We recently took an updated look at Dragonshard, Liquid Entertainment's upcoming real-time strategy game based on the new Eberron universe of Dungeons & Dragons. According to producer Ed Kaminski, the team has been working on "lots of balancing and bug-fixing since E3," as well as finalizing the single-player campaign and multiplayer with these tweaks. For instance, the team seems to have finally settled on how to create a unit-upgrade system without forcing players to memorize long technology trees. Any unit-producing buildings that have other structures built next to them will produce higher-level units. The team has also been finalizing the game's huge list of items (which will include healing potions, magic swords, and powerful suits of armor), which can then be placed on any champion or captain unit to further customize them and make them more powerful in battle. There will even be a potion-making machine in several levels that you can use to combine various reagents you've discovered into different types of magic potions.

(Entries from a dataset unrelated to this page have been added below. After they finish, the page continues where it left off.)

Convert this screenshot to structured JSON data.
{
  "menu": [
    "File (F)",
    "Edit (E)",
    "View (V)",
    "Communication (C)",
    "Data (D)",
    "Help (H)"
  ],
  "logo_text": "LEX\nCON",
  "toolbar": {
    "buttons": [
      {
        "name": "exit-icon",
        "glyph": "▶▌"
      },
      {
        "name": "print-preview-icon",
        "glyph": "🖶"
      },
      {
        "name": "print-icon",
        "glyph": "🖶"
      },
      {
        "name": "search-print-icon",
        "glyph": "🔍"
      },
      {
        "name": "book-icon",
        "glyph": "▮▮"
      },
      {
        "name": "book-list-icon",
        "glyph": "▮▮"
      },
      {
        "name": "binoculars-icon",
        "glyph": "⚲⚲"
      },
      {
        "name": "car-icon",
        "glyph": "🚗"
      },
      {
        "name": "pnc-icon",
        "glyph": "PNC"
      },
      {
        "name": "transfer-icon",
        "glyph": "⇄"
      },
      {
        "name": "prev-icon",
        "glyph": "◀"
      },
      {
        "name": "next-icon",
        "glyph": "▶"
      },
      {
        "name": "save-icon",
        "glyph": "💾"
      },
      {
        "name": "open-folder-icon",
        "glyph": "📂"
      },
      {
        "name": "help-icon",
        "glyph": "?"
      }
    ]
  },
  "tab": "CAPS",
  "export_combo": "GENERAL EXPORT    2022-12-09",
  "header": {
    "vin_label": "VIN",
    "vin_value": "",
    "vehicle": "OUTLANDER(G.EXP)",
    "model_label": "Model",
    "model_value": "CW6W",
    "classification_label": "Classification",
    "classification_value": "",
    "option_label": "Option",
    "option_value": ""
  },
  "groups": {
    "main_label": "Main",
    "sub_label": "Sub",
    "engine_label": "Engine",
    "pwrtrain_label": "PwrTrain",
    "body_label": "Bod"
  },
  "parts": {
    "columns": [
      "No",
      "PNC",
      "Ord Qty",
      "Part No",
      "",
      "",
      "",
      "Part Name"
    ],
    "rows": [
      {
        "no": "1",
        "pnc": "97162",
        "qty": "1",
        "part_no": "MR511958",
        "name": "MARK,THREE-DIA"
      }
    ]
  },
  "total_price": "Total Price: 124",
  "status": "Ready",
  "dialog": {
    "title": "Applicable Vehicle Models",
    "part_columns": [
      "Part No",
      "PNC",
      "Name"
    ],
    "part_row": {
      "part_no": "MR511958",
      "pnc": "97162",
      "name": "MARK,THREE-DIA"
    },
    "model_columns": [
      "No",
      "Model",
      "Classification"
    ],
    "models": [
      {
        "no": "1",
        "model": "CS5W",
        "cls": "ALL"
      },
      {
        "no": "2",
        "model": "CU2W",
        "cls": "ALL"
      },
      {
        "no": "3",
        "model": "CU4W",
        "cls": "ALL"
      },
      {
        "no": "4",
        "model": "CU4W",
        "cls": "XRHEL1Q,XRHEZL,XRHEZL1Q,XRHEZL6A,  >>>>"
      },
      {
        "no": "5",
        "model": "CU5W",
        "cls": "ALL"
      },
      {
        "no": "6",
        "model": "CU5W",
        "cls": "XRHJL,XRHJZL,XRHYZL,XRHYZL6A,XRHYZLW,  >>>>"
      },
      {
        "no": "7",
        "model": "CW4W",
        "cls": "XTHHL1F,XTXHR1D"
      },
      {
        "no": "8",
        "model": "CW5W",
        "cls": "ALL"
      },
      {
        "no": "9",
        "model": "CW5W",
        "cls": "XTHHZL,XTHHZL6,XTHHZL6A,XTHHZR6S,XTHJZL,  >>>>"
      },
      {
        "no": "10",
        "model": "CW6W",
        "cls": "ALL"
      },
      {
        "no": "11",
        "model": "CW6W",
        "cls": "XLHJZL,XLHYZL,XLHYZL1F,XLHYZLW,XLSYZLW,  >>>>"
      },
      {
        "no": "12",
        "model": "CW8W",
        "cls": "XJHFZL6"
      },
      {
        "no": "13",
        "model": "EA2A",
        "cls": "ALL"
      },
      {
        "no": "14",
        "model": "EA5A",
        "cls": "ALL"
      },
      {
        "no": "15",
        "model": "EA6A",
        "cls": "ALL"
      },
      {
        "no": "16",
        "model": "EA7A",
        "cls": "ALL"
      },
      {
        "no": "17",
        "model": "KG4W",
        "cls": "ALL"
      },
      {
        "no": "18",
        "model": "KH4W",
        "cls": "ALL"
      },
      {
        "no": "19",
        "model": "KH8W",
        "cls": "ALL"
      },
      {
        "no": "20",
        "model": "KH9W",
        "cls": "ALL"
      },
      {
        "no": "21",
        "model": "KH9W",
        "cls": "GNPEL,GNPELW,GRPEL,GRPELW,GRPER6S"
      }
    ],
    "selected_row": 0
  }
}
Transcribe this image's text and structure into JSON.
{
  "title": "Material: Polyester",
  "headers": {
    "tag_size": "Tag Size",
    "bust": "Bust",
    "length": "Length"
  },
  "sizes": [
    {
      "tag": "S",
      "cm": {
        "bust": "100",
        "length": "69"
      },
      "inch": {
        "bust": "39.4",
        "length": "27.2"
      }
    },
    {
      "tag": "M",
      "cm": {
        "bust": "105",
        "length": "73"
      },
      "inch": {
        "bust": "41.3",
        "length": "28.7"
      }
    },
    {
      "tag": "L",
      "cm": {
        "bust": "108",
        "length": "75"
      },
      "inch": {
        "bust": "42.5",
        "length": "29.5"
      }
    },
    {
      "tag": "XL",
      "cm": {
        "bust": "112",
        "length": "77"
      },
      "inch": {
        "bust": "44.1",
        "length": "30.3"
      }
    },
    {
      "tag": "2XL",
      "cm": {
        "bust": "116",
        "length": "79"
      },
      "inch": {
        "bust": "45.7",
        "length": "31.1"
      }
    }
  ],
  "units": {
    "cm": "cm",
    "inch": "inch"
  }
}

The studio has been tuning multiplayer to cater to real-time strategy experts looking for something different. For instance, multiplayer will actually give you the option to turn off the game's companies of lowest-level units (the soldiers), and focus only on stronger captain and champion characters. You'll also be able to set many different kinds of different win conditions. So instead of only being able to win by destroying your enemy completely, you'll also be able, for instance, to set a victory condition on controlling the game's places of power (special points on the map that grant bonuses to the player that controls them). With this kind of victory condition in place, players will be forced to come out of hiding and explore the map or risk losing without fighting a single battle. All players will start out a new multiplayer game with a basic fortress that has a defensive wall around it. So, a highly skilled offense-oriented player could still successfully put on an early-game rush against another player that didn't bother to fortify, but you can just as easily choose to make building a better wall your first priority as well.
However, Kaminski was quick to point out that none of the game's three factions (which will all be playable in multiplayer) favors any particular strategy; there's no faction that favors early-game rush attacks or "turtling" (building up a huge fortress and hiding inside for most of the match). Much of the game's strategy will revolve around choosing specific units and developing those abilities over time, since your champion units will gain experience points and new powers, along with new items you equip them with. Even so, the game will try to emphasize micromanagement as little as possible. You'd expect spectacular magic spells from a game based on Dungeons & Dragons, and Dragonshard will have all the flame strikes, fireballs, and lightning bolts you can handle. However, most of these spells and abilities (other than a select few, like magic missile spells) will be area-effect abilities that will target all enemies or friendlies in a certain area (rather than force you to constantly zero in on one specific target each time).
This de-emphasis of micromanagement is part of what Liquid hopes will open up the game for beginners. For instance, players won't even be required to remember the names of specific buildings in their bases--in typical strategy games, players often find it best to memorize a "build order" of certain buildings in sequence (barracks, then blacksmith, then stables, etc.). Dragonshard will instead have an iconic interface that quickly indicates what units are produced by each building, so rather than hunt and peck through your technology tree, you can just look for the unit you want to add to your army next and choose that building to build. You'll also be able to manage nearly every aspect of your fortress without so much as looking at it, thanks to the King's Screen interface, which lets you manage your resources and queue up your armies no matter where you are on the map.
In the meantime, Dragonshard still has a colorful look to it that seems to serve the Dungeons & Dragons universe well. The game's aboveground and underground portions (which focus on real-time strategy in the former, and role-playing-style dungeon hacking in the latter) both seem to be coming along quite well and should offer plenty of variety to players looking for something a little different. If everything falls into place, Dragonshard will offer lots of variety, fast-paced strategy, and hack-and-slash role-playing that will do the Dungeons & Dragons license proud. The game is scheduled for release later this year.